The concept of Intellectual Property Rights goes (IPR) back to late 19th Century when the constitution of the newly-founded North German Confederation conferred legislative powers over the protection of Intellectual Property.
Much has changed since the 19th Century, however.
IPR has evolved into many new domains and the whole intellectual property landscape has now turned into a viciously contested corporate battlefield where preemption and safeguarding your intellectual properties such as patents, designs, trademarks, copyrights hold reign over many other business interests.
The flip side is that even in the times of such cutthroat competition, many professionals are still not cognizant of this side of the business.
Anurag K. Agarwal’s “Business and Intellectual Property: Protect your Ideas” is a great desk reference book in this regard. I found the language and the delivery of content very comprehensible.
He intentionally refrains from using inscrutable legal jargon since the idea is to have even non-academic audience lap up this book.
As a result, even if you are a layman or someone who is only tangentially knowledgeable about the IPR domain, you would benefit considerably from this book.
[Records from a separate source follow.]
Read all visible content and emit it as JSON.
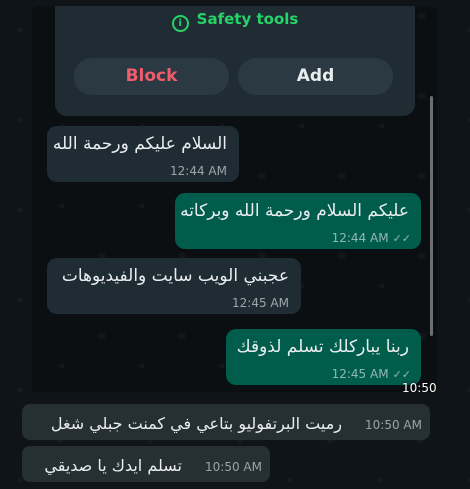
{
  "image_message": {
    "safety": {
      "icon": "info-icon",
      "label": "Safety tools"
    },
    "block_label": "Block",
    "add_label": "Add",
    "bubbles": [
      {
        "direction": "incoming",
        "text": "السلام عليكم ورحمة الله",
        "time": "12:44 AM"
      },
      {
        "direction": "outgoing",
        "text": "عليكم السلام ورحمة الله وبركاته",
        "time": "12:44 AM"
      },
      {
        "direction": "incoming",
        "text": "عجبني الويب سايت والفيديوهات",
        "time": "12:45 AM"
      },
      {
        "direction": "outgoing",
        "text": "ربنا يباركلك تسلم لذوقك",
        "time": "12:45 AM"
      }
    ],
    "time": "10:50 AM"
  },
  "messages": [
    {
      "text": "رميت البرتفوليو بتاعي في كمنت جبلي شغل",
      "time": "10:50 AM"
    },
    {
      "text": "تسلم ايدك يا صديقي",
      "time": "10:50 AM"
    }
  ],
  "colors": {
    "safety_green": "#25d366",
    "block_red": "#f15c6d",
    "incoming_bubble": "#1f2c34",
    "outgoing_bubble": "#005c4b",
    "chat_bubble": "#262f34"
  }
}
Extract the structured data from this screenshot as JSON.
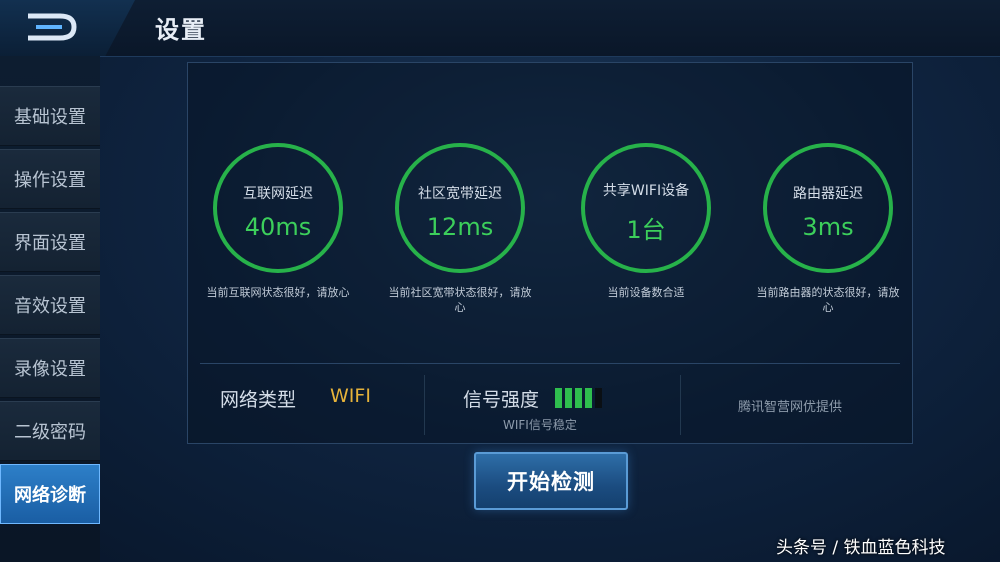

He has broken down each category of intellectual property such as patents, copyrights, Geographic Indications, etc. into the overview, salient features, appropriate case studies (mostly court judgments), food for thought (challenging the reader to figure out the solution) and Q&As.
I was mighty impressed with the way the author has used case-studies in the book. As a reader, you look forward to the case studies in each chapter buttress your concepts.
All in all, while reading the book, you won’t reminisce about the boring B-school lecture you had to undergo in order to secure your credits, courtesy author’s uncomplicated approach to the subject.
For those who have just started up a business and those who already have been running one with little knowledge of IPR, this book could be an indispensable proposition. I said ‘indispensable’ because I haven’t learned about any other primers available on the IPR subject. So, unless you are looking for a consultation manual, this book would do the job for you.
At the same time, you don’t have to have an established business to imbibe the contents of this book. It always helps to have an understanding of design patents, let’s say when you are a budding fashion designer.
In the same vein, aspiring writers, film-makers and musicians should know how a copyright can help obviate the misuse by others of what is the creation of their mind. Finally, you are not expected to know everything about copyrights or patents after reading ‘Business and Intellectual Property’ but you would definitely know more than an average person.
It’s a fantastic book since it achieves the purpose it was written for: to educate laymen and to make them curious to know more about the different branches of IPR.
I would recommend ‘Business and Intellectual Property’ to the MBA students and professionals alike. If you want to kick-start your knowledge-engine on Intellectual property, this is the book.